People, cars, and buildings look like tiny toys in Olivo Barbieri‘s uncanny photographs. Shooting with a large format camera from a helicopter, he captures real-life urban environments, but makes them resemble tabletop constructions by tilting and shifting the lens to keep some parts clear and other parts out of focus. While Rome, Shanghai, Las Vegas, and Amman, as well as other cultural capitals, have been subjected to the Italian photographer’s unique point of view, in 2007 he hovered over New York, where he shot 6,000 images that got boiled down to 17 large-scale prints.

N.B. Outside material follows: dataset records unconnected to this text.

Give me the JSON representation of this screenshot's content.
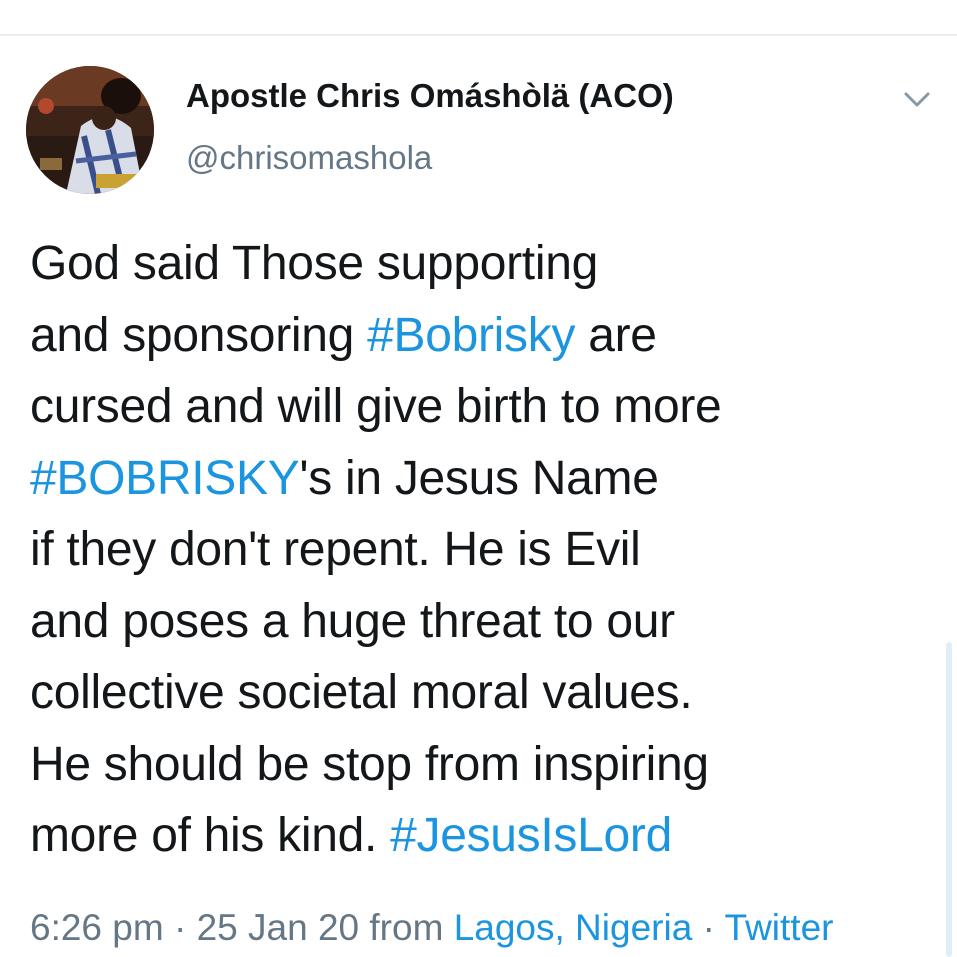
{
  "tweet": {
    "display_name": "Apostle Chris Omáshòlä (ACO)",
    "handle": "@chrisomashola",
    "lines": [
      [
        "God said Those supporting"
      ],
      [
        "and sponsoring ",
        "#Bobrisky",
        " are"
      ],
      [
        "cursed and will give birth to more"
      ],
      [
        "#BOBRISKY",
        "'s in Jesus Name"
      ],
      [
        "if they don't repent. He is Evil"
      ],
      [
        "and poses a huge threat to our"
      ],
      [
        "collective societal moral values."
      ],
      [
        "He should be stop from inspiring"
      ],
      [
        "more of his kind. ",
        "#JesusIsLord"
      ]
    ],
    "time": "6:26 pm",
    "separator": "·",
    "date": "25 Jan 20",
    "from_label": "from",
    "location": "Lagos, Nigeria",
    "source": "Twitter"
  },
  "icons": {
    "menu": "chevron-down-icon"
  },
  "colors": {
    "text": "#14171a",
    "secondary": "#657786",
    "link": "#1b95e0",
    "divider": "#e6ecf0"
  }
}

Massive billboards in Times Square take on the appearance of collaged magazine ads; sunbathers in Central Park are reduced to the size of ants; and the United Nations complex seems as though it’s still an architectural model rather than a landmark site. Elsewhere, tourists on the roof of Rockefeller Center resemble HO scale figures; Frank Gehry’s IAC building in Chelsea appears to be collapsing; and the Wonder Wheel in Coney Island looks laughable in its now miniature scale.
Presenting New York anew, Barbieri states, “I see the world as a temporary site-specific installation, structures, infrastructures, the foundation of our sense of belonging and our identity, seen from afar, as a great scale model: the city as an avatar of itself.”
Olivo Barbieri’s site specific_NEW YORK CITY 07 remains on view at Yancey Richardson Gallery through May 28.